Florida panther, habitat fragmentation, inbreeding, urbanization, extinction
thesis / dissertation description
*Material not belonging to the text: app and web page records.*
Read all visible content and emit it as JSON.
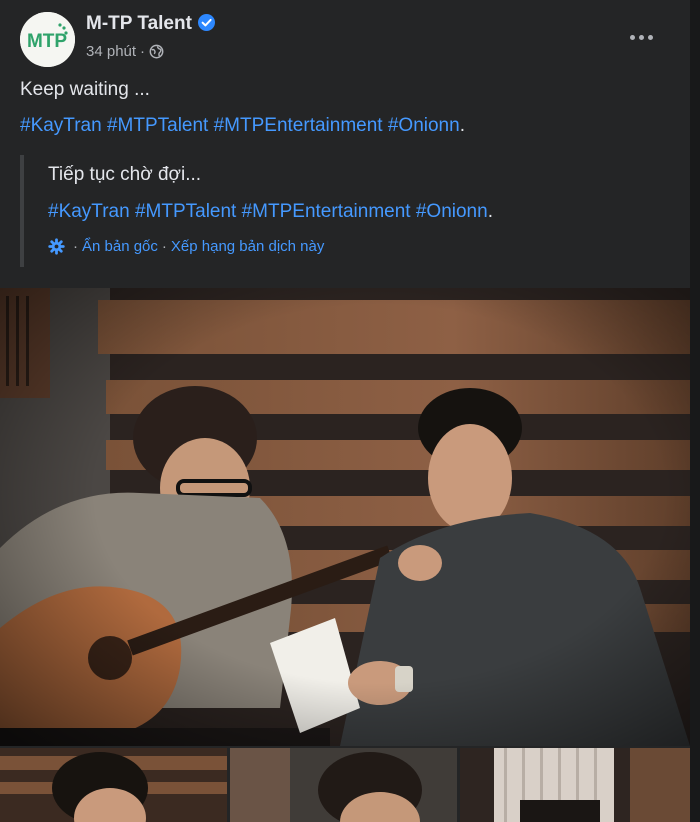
{
  "post": {
    "page_name": "M-TP Talent",
    "logo_text": "MTP",
    "time": "34 phút",
    "dot": "·",
    "caption": "Keep waiting ...",
    "hashtags": [
      "#KayTran",
      "#MTPTalent",
      "#MTPEntertainment",
      "#Onionn"
    ],
    "end_period": "."
  },
  "translation": {
    "text": "Tiếp tục chờ đợi...",
    "hashtags": [
      "#KayTran",
      "#MTPTalent",
      "#MTPEntertainment",
      "#Onionn"
    ],
    "end_period": ".",
    "prefix_dot": "·",
    "hide_original": "Ẩn bản gốc",
    "separator": "·",
    "rate_translation": "Xếp hạng bản dịch này"
  },
  "icons": {
    "verified": "verified-badge-icon",
    "audience": "globe-icon",
    "more": "more-options-icon",
    "settings": "gear-icon"
  },
  "colors": {
    "background": "#242526",
    "link": "#4599ff",
    "text_primary": "#e4e6eb",
    "text_secondary": "#b0b3b8",
    "verified": "#2d88ff",
    "logo_green": "#2fa36b"
  }
}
There are over 30 species of wild cat that occupy over 90 countries of the world. Many of these species are experiencing significant population loss due to urbanization and habitat fragmentation. These forces lead to common occurrences of inbreeding and subsequent biodiversity loss. One subspecies of felid experiencing such inbreeding is the Florida panther (Puma concolor coryi). A subspecies of puma, the Florida panther historically resided in a large expanse of the southeast United States. Due to development and urbanization, this habitat has been reduced to two areas in southwest Florida: the Big Cypress Swamp and Everglades National Park. Due to the habitats being separated, the two remaining populations of Florida panthers are isolated and unable to interact with each other, thus limiting the amount of available genes. Physical and reproductive characteristics, such as cryptorchidism, have resulted from inbreeding. To prevent further population loss, and to increase biodiversity, 8 Texas cougars were introduced into the populations of Florida panthers in 1995. A population model was created in order to analyze the effects of genetic depletion if such conservation efforts were not implemented.